### Exercise requirements:
Throughout the entries below, report every line where "silencio" is found.

### Provided information:
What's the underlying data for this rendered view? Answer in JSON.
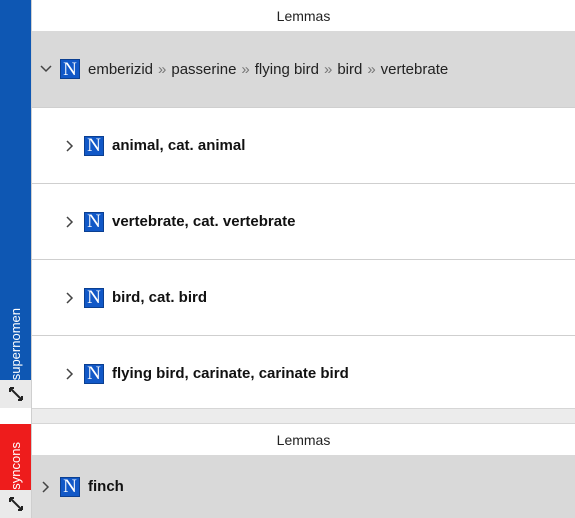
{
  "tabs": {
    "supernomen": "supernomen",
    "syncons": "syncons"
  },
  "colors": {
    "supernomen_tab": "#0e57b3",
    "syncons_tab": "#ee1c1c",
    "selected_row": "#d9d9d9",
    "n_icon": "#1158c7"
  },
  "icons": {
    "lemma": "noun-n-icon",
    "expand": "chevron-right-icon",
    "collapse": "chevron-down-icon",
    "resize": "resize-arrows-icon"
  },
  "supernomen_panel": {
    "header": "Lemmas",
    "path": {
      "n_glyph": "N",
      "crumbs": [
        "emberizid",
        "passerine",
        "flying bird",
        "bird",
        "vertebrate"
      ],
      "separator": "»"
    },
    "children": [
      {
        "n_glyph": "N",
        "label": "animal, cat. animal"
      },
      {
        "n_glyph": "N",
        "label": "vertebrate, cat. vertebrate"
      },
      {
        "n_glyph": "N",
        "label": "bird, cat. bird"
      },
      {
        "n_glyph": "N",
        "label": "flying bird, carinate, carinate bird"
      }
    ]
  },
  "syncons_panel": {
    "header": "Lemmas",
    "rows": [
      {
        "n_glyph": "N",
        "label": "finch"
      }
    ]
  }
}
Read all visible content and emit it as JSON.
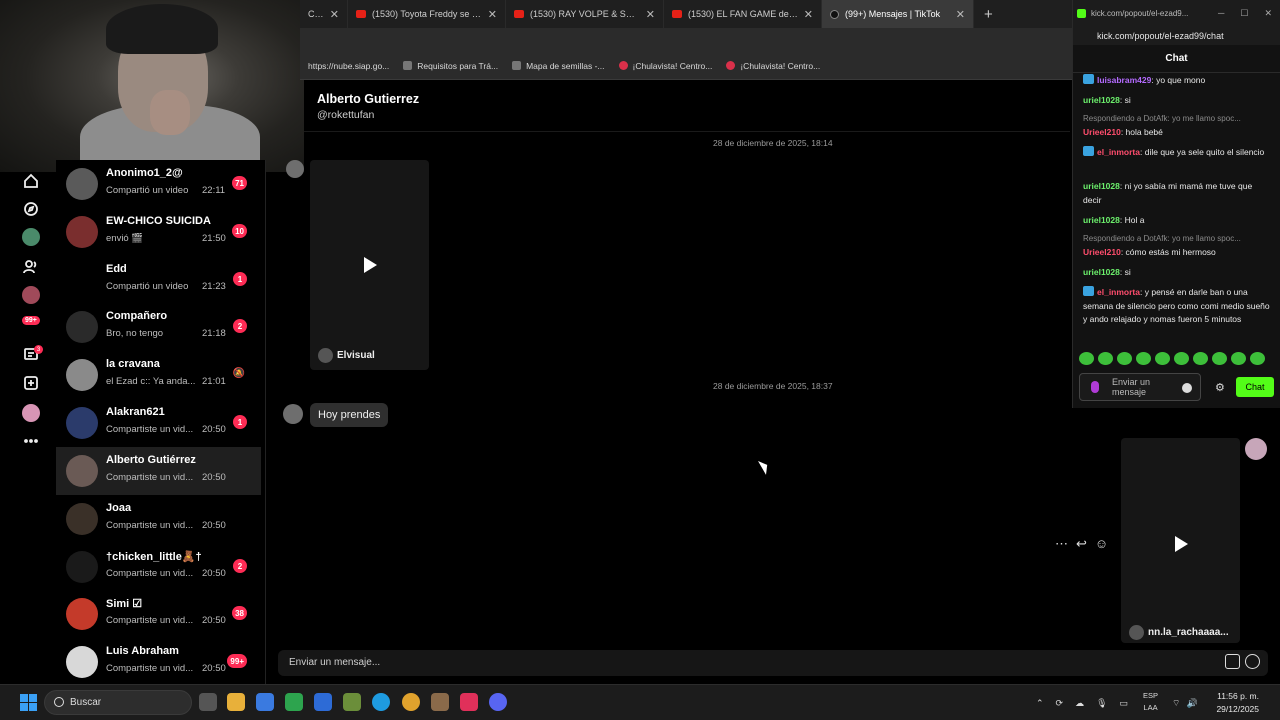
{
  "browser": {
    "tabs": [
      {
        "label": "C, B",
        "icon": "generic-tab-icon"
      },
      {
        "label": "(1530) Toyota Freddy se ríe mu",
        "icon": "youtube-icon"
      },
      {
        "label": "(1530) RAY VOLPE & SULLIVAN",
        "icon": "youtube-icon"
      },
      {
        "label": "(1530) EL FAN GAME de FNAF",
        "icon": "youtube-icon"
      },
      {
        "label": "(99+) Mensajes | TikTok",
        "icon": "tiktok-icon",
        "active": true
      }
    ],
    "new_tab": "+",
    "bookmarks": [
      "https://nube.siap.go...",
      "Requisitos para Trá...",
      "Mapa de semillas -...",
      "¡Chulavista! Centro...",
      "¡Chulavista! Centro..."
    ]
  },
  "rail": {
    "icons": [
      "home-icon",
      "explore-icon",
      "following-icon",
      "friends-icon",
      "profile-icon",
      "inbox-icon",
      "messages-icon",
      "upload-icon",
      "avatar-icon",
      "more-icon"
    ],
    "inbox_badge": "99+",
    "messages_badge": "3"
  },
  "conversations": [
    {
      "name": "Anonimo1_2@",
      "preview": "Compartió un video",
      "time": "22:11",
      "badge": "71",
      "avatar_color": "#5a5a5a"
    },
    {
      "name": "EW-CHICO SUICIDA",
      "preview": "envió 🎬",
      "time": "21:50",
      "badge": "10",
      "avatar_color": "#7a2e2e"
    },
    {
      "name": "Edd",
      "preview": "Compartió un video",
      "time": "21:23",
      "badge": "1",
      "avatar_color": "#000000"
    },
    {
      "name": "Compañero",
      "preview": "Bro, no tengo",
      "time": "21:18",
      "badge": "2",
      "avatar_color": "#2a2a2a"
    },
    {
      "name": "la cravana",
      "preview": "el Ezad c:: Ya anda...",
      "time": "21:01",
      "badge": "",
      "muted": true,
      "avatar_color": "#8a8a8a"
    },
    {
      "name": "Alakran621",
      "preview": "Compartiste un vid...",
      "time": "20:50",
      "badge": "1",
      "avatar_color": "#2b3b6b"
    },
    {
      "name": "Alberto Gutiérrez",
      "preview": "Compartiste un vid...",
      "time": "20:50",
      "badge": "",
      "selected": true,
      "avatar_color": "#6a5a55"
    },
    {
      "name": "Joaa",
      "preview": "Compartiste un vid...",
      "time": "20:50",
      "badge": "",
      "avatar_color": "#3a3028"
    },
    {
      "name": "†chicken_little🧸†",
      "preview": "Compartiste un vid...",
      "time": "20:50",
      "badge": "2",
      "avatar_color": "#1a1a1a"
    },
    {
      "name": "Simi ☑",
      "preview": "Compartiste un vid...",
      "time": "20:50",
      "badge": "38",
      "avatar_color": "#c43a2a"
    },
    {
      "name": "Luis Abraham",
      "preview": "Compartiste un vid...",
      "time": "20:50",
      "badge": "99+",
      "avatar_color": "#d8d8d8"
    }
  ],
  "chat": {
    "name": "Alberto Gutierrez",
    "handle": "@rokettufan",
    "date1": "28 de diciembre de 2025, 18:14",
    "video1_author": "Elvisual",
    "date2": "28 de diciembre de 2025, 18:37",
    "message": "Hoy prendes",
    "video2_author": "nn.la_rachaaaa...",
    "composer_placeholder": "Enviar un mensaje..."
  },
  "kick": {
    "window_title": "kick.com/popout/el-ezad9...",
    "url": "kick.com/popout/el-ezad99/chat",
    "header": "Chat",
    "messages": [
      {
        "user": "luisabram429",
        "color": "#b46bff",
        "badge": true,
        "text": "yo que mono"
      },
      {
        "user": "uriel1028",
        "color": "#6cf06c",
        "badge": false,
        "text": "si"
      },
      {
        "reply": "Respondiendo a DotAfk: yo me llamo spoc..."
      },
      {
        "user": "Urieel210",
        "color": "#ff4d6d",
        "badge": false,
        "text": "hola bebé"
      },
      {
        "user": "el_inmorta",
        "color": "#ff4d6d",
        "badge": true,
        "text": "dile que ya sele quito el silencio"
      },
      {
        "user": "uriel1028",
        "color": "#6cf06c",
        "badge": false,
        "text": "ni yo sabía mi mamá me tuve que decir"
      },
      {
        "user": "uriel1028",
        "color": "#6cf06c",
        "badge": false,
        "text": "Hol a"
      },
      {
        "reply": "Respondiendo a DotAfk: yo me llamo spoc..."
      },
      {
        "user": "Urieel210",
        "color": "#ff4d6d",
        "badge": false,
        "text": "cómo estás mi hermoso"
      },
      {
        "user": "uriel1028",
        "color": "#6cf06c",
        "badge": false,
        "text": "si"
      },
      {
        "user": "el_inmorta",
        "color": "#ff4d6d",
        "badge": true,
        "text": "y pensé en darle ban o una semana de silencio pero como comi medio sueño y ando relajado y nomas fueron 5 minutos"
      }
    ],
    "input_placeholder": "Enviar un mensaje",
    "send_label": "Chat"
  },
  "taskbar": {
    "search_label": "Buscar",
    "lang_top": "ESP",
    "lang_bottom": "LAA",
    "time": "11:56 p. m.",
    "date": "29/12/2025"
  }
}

### Output below:
        "text": "dile que ya sele quito el silencio"
        "text": "y pensé en darle ban o una semana de silencio pero como comi medio sueño y ando relajado y nomas fueron 5 minutos"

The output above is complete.